**Task objective:** Set down the data below once more, precisely as it reads.

(Beginning of Supplied entries)

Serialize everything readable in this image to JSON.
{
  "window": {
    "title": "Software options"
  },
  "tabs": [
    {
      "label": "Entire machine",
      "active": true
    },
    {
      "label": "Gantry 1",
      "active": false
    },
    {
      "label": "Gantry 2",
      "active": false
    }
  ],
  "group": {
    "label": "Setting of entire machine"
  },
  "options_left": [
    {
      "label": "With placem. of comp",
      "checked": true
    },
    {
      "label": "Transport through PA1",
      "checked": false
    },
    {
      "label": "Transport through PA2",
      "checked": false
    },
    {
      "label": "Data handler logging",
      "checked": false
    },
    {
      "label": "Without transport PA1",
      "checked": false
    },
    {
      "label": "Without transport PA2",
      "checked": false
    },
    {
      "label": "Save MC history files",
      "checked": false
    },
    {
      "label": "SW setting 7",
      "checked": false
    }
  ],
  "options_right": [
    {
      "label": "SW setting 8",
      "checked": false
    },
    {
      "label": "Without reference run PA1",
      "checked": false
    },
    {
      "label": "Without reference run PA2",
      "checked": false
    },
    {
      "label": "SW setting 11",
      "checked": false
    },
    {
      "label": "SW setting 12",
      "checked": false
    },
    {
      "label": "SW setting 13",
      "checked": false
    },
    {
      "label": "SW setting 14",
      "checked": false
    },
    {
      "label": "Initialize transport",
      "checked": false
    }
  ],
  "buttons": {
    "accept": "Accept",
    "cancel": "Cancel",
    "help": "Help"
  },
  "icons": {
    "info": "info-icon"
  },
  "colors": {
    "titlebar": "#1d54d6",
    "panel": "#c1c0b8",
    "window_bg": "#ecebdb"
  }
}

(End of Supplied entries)

**Response to this task:**
Serialize everything readable in this image to JSON.
{
  "window": {
    "title": "Software options"
  },
  "tabs": [
    {
      "label": "Entire machine",
      "active": true
    },
    {
      "label": "Gantry 1",
      "active": false
    },
    {
      "label": "Gantry 2",
      "active": false
    }
  ],
  "group": {
    "label": "Setting of entire machine"
  },
  "options_left": [
    {
      "label": "With placem. of comp",
      "checked": true
    },
    {
      "label": "Transport through PA1",
      "checked": false
    },
    {
      "label": "Transport through PA2",
      "checked": false
    },
    {
      "label": "Data handler logging",
      "checked": false
    },
    {
      "label": "Without transport PA1",
      "checked": false
    },
    {
      "label": "Without transport PA2",
      "checked": false
    },
    {
      "label": "Save MC history files",
      "checked": false
    },
    {
      "label": "SW setting 7",
      "checked": false
    }
  ],
  "options_right": [
    {
      "label": "SW setting 8",
      "checked": false
    },
    {
      "label": "Without reference run PA1",
      "checked": false
    },
    {
      "label": "Without reference run PA2",
      "checked": false
    },
    {
      "label": "SW setting 11",
      "checked": false
    },
    {
      "label": "SW setting 12",
      "checked": false
    },
    {
      "label": "SW setting 13",
      "checked": false
    },
    {
      "label": "SW setting 14",
      "checked": false
    },
    {
      "label": "Initialize transport",
      "checked": false
    }
  ],
  "buttons": {
    "accept": "Accept",
    "cancel": "Cancel",
    "help": "Help"
  },
  "icons": {
    "info": "info-icon"
  },
  "colors": {
    "titlebar": "#1d54d6",
    "panel": "#c1c0b8",
    "window_bg": "#ecebdb"
  }
}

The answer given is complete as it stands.